The book has many of the characteristics of its predecessor. First it is much shorter than most modern fantasy. However it is fast paced, though perhaps not quite as hectically so as the first book (and allowing Corwin some more reflective moments); and the style is quite spare. Therefore much happens in a relatively small space. Some readers may even find the quality a refreshing change from bloated contemporary fantasy novels. The style itself will strike many readers used to other fantasy literature as unusual. Besides the thriller-paced writing, with witty, hardboiled-type dialogue, Zelazny mixes in some bits of archaic language and vocabulary, which is quite jarring but also gives a texture which is appropriate to his strange world setting. One of the more negative features in contrast to much contemporary fantasy of the first book is that the female characters are very secondary and passive. The current book has two more central female characters, one who looks to be likely to be an important antagonist later in the series. Nevertheless, the treatment of neither character in the novel can be described as positive. Overall I found the novel to be, like the first novel in the series, original, intriguing and a page turner.

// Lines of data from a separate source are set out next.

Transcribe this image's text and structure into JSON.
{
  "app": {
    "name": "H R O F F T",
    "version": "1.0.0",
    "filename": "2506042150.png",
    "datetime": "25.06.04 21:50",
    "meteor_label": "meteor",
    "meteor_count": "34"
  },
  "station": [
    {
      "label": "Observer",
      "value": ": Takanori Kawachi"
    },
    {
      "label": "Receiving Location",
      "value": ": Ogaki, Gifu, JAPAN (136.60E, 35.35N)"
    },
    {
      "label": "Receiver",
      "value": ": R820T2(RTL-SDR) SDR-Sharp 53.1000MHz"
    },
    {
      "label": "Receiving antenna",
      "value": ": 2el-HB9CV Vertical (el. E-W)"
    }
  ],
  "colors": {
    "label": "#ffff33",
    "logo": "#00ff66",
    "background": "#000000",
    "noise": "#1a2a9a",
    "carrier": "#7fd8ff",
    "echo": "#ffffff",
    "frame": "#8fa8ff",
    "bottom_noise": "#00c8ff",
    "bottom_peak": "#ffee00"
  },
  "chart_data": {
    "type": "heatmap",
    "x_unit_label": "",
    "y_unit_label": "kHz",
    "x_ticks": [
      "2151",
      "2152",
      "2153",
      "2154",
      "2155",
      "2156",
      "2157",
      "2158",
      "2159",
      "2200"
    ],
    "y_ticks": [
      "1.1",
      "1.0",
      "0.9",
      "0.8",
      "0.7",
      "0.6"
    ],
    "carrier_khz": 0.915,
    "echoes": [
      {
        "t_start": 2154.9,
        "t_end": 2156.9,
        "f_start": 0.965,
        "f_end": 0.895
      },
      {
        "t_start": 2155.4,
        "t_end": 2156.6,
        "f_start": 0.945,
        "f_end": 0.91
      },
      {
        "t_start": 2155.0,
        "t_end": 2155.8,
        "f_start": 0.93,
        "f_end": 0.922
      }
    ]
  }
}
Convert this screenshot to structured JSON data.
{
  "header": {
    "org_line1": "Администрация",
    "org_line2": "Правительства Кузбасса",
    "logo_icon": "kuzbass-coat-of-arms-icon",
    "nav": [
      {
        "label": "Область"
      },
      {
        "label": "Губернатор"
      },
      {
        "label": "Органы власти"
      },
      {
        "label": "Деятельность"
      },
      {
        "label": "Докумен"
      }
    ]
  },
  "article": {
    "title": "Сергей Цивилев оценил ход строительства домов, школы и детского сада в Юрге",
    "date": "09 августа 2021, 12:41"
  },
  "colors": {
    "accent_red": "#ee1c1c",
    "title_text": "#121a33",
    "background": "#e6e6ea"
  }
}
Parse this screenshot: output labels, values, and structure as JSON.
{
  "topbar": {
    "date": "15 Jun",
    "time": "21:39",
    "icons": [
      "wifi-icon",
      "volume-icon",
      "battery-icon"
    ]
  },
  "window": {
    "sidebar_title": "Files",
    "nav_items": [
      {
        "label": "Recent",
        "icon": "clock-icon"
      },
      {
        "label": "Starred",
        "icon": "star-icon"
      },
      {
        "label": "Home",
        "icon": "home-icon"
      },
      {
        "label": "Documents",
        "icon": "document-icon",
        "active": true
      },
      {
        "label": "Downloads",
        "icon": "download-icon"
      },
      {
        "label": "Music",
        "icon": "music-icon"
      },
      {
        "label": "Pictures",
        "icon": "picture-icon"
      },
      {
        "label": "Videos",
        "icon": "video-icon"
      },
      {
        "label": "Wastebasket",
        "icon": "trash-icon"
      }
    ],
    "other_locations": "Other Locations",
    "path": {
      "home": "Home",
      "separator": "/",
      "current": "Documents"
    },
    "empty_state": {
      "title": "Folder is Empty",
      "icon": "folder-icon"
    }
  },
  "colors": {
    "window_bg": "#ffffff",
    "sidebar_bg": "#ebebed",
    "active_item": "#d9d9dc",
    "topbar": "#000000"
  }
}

I certainly intend to continue reading the series.
The mysterious ability of the Princes and Princesses of Amber to travel between worlds is explained further.
A thought provoking, almost poetic short novel.